_WORK INSTRUCTION_
The answer must be a single number: the count of lines in these records that hold "Item".

Data about app and page elements

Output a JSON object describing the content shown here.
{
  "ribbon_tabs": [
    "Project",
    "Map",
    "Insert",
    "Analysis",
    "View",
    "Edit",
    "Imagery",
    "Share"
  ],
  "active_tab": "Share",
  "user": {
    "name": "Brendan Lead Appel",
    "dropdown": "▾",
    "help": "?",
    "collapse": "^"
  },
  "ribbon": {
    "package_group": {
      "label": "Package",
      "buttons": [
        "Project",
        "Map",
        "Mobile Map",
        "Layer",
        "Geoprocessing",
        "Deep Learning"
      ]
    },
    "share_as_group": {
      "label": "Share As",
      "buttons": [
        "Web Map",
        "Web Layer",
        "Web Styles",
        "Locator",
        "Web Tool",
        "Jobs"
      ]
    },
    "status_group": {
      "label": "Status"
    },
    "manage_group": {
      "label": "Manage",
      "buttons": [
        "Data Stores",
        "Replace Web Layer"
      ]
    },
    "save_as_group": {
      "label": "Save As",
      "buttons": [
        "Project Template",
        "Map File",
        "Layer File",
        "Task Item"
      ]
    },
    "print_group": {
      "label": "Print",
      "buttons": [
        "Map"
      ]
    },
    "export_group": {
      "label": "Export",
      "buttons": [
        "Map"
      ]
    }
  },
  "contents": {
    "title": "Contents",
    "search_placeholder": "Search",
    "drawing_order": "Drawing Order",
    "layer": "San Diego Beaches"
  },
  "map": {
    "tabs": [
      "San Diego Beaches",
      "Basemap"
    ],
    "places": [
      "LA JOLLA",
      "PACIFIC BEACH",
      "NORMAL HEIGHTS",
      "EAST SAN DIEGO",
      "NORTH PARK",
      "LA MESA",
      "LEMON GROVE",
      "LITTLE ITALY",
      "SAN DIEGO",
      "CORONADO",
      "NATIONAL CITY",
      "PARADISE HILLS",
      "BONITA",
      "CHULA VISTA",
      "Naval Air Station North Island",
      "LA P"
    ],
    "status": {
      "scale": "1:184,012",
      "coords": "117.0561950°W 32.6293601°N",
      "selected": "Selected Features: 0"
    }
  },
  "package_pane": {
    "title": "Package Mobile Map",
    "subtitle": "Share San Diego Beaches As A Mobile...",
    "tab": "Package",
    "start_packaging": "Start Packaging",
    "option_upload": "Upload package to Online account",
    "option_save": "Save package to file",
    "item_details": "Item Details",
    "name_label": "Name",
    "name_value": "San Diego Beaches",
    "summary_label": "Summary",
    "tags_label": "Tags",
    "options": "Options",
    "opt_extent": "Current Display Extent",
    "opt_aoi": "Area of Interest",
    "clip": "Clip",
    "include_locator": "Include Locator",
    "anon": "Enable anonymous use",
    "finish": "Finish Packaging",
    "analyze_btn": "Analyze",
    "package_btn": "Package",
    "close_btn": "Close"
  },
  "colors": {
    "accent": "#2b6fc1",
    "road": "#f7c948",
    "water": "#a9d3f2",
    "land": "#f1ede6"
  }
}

_SOLUTION FOR THIS PROBLEM_
2